__What needs to be done__
In your reply, reproduce every line of the data without any alteration.

[Data provided Boundary: Start]

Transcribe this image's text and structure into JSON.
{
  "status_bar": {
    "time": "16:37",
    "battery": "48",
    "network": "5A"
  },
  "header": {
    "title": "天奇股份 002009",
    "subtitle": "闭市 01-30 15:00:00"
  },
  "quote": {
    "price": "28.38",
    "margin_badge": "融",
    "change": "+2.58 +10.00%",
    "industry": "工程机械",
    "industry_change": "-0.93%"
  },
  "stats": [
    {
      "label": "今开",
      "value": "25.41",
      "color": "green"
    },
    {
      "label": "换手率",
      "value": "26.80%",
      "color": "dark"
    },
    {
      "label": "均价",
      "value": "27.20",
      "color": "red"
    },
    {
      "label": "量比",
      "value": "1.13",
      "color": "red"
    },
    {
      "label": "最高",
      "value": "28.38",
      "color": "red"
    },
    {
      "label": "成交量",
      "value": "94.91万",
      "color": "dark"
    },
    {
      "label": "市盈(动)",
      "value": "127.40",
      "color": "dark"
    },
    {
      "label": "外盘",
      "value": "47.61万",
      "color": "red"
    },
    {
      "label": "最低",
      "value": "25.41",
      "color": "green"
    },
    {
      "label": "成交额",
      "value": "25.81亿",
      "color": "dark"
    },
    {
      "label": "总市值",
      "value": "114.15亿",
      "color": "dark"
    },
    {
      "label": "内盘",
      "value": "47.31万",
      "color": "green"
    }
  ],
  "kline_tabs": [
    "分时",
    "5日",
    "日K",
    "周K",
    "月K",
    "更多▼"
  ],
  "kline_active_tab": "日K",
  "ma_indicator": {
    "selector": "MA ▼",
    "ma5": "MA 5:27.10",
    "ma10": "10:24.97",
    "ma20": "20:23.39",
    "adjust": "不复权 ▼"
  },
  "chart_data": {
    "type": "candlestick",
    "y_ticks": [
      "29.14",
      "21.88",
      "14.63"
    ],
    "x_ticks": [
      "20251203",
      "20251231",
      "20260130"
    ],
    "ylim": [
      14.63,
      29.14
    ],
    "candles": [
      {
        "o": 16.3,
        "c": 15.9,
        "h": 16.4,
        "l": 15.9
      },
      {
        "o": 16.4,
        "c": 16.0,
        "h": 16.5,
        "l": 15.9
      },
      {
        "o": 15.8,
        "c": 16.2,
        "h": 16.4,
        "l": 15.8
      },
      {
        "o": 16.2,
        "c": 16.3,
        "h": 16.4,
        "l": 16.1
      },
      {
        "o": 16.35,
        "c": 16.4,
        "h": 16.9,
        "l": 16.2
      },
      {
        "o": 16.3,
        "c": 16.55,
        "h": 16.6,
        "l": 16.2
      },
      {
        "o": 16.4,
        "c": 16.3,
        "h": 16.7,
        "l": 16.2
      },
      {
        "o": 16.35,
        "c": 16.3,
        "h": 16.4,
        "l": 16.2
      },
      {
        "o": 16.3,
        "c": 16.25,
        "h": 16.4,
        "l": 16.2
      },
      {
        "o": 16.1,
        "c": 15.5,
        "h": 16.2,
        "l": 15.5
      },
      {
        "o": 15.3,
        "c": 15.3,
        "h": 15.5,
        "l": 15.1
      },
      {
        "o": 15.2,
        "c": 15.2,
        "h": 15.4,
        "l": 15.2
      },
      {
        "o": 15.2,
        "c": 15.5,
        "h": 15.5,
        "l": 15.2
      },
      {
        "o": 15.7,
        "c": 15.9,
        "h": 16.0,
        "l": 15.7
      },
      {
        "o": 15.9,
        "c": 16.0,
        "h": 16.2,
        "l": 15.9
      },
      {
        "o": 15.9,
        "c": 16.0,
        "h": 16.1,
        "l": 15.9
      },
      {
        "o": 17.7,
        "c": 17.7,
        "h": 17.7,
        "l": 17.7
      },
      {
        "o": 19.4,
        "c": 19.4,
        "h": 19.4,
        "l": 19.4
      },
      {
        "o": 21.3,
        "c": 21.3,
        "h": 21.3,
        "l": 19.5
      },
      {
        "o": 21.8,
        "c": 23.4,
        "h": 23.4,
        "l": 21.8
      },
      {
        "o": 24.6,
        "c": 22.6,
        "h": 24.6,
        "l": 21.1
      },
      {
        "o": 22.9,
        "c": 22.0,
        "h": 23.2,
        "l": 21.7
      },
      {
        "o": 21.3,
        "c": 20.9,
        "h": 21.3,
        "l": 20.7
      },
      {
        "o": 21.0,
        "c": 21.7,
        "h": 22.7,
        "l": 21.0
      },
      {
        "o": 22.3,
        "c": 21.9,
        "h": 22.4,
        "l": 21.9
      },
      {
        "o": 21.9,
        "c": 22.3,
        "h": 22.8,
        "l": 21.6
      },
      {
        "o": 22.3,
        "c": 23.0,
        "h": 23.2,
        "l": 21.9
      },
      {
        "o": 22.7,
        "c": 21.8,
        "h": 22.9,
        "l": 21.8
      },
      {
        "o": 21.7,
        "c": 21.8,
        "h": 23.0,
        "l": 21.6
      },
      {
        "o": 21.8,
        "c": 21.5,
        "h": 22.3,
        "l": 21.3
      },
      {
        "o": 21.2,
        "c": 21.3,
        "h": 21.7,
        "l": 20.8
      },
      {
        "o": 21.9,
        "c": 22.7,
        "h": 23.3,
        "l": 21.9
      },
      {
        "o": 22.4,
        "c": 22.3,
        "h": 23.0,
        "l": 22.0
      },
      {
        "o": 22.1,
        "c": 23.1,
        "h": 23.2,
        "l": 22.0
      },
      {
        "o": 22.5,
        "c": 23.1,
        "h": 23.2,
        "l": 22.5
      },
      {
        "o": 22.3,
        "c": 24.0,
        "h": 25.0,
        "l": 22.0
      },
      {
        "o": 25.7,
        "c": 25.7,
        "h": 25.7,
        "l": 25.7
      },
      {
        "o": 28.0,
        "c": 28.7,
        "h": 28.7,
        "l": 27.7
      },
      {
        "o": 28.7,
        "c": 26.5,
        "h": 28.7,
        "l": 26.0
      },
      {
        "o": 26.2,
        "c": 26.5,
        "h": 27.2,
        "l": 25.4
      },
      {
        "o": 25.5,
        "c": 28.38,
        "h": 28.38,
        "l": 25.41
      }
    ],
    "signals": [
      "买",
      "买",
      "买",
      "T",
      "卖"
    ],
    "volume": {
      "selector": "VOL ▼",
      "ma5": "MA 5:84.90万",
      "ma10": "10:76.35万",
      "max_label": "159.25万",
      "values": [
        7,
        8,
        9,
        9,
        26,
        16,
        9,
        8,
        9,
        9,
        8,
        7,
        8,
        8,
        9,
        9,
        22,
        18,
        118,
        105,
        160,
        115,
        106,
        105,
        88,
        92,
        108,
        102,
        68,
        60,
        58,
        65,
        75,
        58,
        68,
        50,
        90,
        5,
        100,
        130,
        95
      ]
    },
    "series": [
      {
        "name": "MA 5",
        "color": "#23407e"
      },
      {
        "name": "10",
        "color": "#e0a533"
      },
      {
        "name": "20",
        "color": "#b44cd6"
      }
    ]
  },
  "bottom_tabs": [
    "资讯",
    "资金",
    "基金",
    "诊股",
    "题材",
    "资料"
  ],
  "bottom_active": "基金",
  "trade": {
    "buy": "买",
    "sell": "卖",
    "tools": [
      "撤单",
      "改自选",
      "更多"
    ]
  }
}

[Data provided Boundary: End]

__Reply to the task__
Transcribe this image's text and structure into JSON.
{
  "status_bar": {
    "time": "16:37",
    "battery": "48",
    "network": "5A"
  },
  "header": {
    "title": "天奇股份 002009",
    "subtitle": "闭市 01-30 15:00:00"
  },
  "quote": {
    "price": "28.38",
    "margin_badge": "融",
    "change": "+2.58 +10.00%",
    "industry": "工程机械",
    "industry_change": "-0.93%"
  },
  "stats": [
    {
      "label": "今开",
      "value": "25.41",
      "color": "green"
    },
    {
      "label": "换手率",
      "value": "26.80%",
      "color": "dark"
    },
    {
      "label": "均价",
      "value": "27.20",
      "color": "red"
    },
    {
      "label": "量比",
      "value": "1.13",
      "color": "red"
    },
    {
      "label": "最高",
      "value": "28.38",
      "color": "red"
    },
    {
      "label": "成交量",
      "value": "94.91万",
      "color": "dark"
    },
    {
      "label": "市盈(动)",
      "value": "127.40",
      "color": "dark"
    },
    {
      "label": "外盘",
      "value": "47.61万",
      "color": "red"
    },
    {
      "label": "最低",
      "value": "25.41",
      "color": "green"
    },
    {
      "label": "成交额",
      "value": "25.81亿",
      "color": "dark"
    },
    {
      "label": "总市值",
      "value": "114.15亿",
      "color": "dark"
    },
    {
      "label": "内盘",
      "value": "47.31万",
      "color": "green"
    }
  ],
  "kline_tabs": [
    "分时",
    "5日",
    "日K",
    "周K",
    "月K",
    "更多▼"
  ],
  "kline_active_tab": "日K",
  "ma_indicator": {
    "selector": "MA ▼",
    "ma5": "MA 5:27.10",
    "ma10": "10:24.97",
    "ma20": "20:23.39",
    "adjust": "不复权 ▼"
  },
  "chart_data": {
    "type": "candlestick",
    "y_ticks": [
      "29.14",
      "21.88",
      "14.63"
    ],
    "x_ticks": [
      "20251203",
      "20251231",
      "20260130"
    ],
    "ylim": [
      14.63,
      29.14
    ],
    "candles": [
      {
        "o": 16.3,
        "c": 15.9,
        "h": 16.4,
        "l": 15.9
      },
      {
        "o": 16.4,
        "c": 16.0,
        "h": 16.5,
        "l": 15.9
      },
      {
        "o": 15.8,
        "c": 16.2,
        "h": 16.4,
        "l": 15.8
      },
      {
        "o": 16.2,
        "c": 16.3,
        "h": 16.4,
        "l": 16.1
      },
      {
        "o": 16.35,
        "c": 16.4,
        "h": 16.9,
        "l": 16.2
      },
      {
        "o": 16.3,
        "c": 16.55,
        "h": 16.6,
        "l": 16.2
      },
      {
        "o": 16.4,
        "c": 16.3,
        "h": 16.7,
        "l": 16.2
      },
      {
        "o": 16.35,
        "c": 16.3,
        "h": 16.4,
        "l": 16.2
      },
      {
        "o": 16.3,
        "c": 16.25,
        "h": 16.4,
        "l": 16.2
      },
      {
        "o": 16.1,
        "c": 15.5,
        "h": 16.2,
        "l": 15.5
      },
      {
        "o": 15.3,
        "c": 15.3,
        "h": 15.5,
        "l": 15.1
      },
      {
        "o": 15.2,
        "c": 15.2,
        "h": 15.4,
        "l": 15.2
      },
      {
        "o": 15.2,
        "c": 15.5,
        "h": 15.5,
        "l": 15.2
      },
      {
        "o": 15.7,
        "c": 15.9,
        "h": 16.0,
        "l": 15.7
      },
      {
        "o": 15.9,
        "c": 16.0,
        "h": 16.2,
        "l": 15.9
      },
      {
        "o": 15.9,
        "c": 16.0,
        "h": 16.1,
        "l": 15.9
      },
      {
        "o": 17.7,
        "c": 17.7,
        "h": 17.7,
        "l": 17.7
      },
      {
        "o": 19.4,
        "c": 19.4,
        "h": 19.4,
        "l": 19.4
      },
      {
        "o": 21.3,
        "c": 21.3,
        "h": 21.3,
        "l": 19.5
      },
      {
        "o": 21.8,
        "c": 23.4,
        "h": 23.4,
        "l": 21.8
      },
      {
        "o": 24.6,
        "c": 22.6,
        "h": 24.6,
        "l": 21.1
      },
      {
        "o": 22.9,
        "c": 22.0,
        "h": 23.2,
        "l": 21.7
      },
      {
        "o": 21.3,
        "c": 20.9,
        "h": 21.3,
        "l": 20.7
      },
      {
        "o": 21.0,
        "c": 21.7,
        "h": 22.7,
        "l": 21.0
      },
      {
        "o": 22.3,
        "c": 21.9,
        "h": 22.4,
        "l": 21.9
      },
      {
        "o": 21.9,
        "c": 22.3,
        "h": 22.8,
        "l": 21.6
      },
      {
        "o": 22.3,
        "c": 23.0,
        "h": 23.2,
        "l": 21.9
      },
      {
        "o": 22.7,
        "c": 21.8,
        "h": 22.9,
        "l": 21.8
      },
      {
        "o": 21.7,
        "c": 21.8,
        "h": 23.0,
        "l": 21.6
      },
      {
        "o": 21.8,
        "c": 21.5,
        "h": 22.3,
        "l": 21.3
      },
      {
        "o": 21.2,
        "c": 21.3,
        "h": 21.7,
        "l": 20.8
      },
      {
        "o": 21.9,
        "c": 22.7,
        "h": 23.3,
        "l": 21.9
      },
      {
        "o": 22.4,
        "c": 22.3,
        "h": 23.0,
        "l": 22.0
      },
      {
        "o": 22.1,
        "c": 23.1,
        "h": 23.2,
        "l": 22.0
      },
      {
        "o": 22.5,
        "c": 23.1,
        "h": 23.2,
        "l": 22.5
      },
      {
        "o": 22.3,
        "c": 24.0,
        "h": 25.0,
        "l": 22.0
      },
      {
        "o": 25.7,
        "c": 25.7,
        "h": 25.7,
        "l": 25.7
      },
      {
        "o": 28.0,
        "c": 28.7,
        "h": 28.7,
        "l": 27.7
      },
      {
        "o": 28.7,
        "c": 26.5,
        "h": 28.7,
        "l": 26.0
      },
      {
        "o": 26.2,
        "c": 26.5,
        "h": 27.2,
        "l": 25.4
      },
      {
        "o": 25.5,
        "c": 28.38,
        "h": 28.38,
        "l": 25.41
      }
    ],
    "signals": [
      "买",
      "买",
      "买",
      "T",
      "卖"
    ],
    "volume": {
      "selector": "VOL ▼",
      "ma5": "MA 5:84.90万",
      "ma10": "10:76.35万",
      "max_label": "159.25万",
      "values": [
        7,
        8,
        9,
        9,
        26,
        16,
        9,
        8,
        9,
        9,
        8,
        7,
        8,
        8,
        9,
        9,
        22,
        18,
        118,
        105,
        160,
        115,
        106,
        105,
        88,
        92,
        108,
        102,
        68,
        60,
        58,
        65,
        75,
        58,
        68,
        50,
        90,
        5,
        100,
        130,
        95
      ]
    },
    "series": [
      {
        "name": "MA 5",
        "color": "#23407e"
      },
      {
        "name": "10",
        "color": "#e0a533"
      },
      {
        "name": "20",
        "color": "#b44cd6"
      }
    ]
  },
  "bottom_tabs": [
    "资讯",
    "资金",
    "基金",
    "诊股",
    "题材",
    "资料"
  ],
  "bottom_active": "基金",
  "trade": {
    "buy": "买",
    "sell": "卖",
    "tools": [
      "撤单",
      "改自选",
      "更多"
    ]
  }
}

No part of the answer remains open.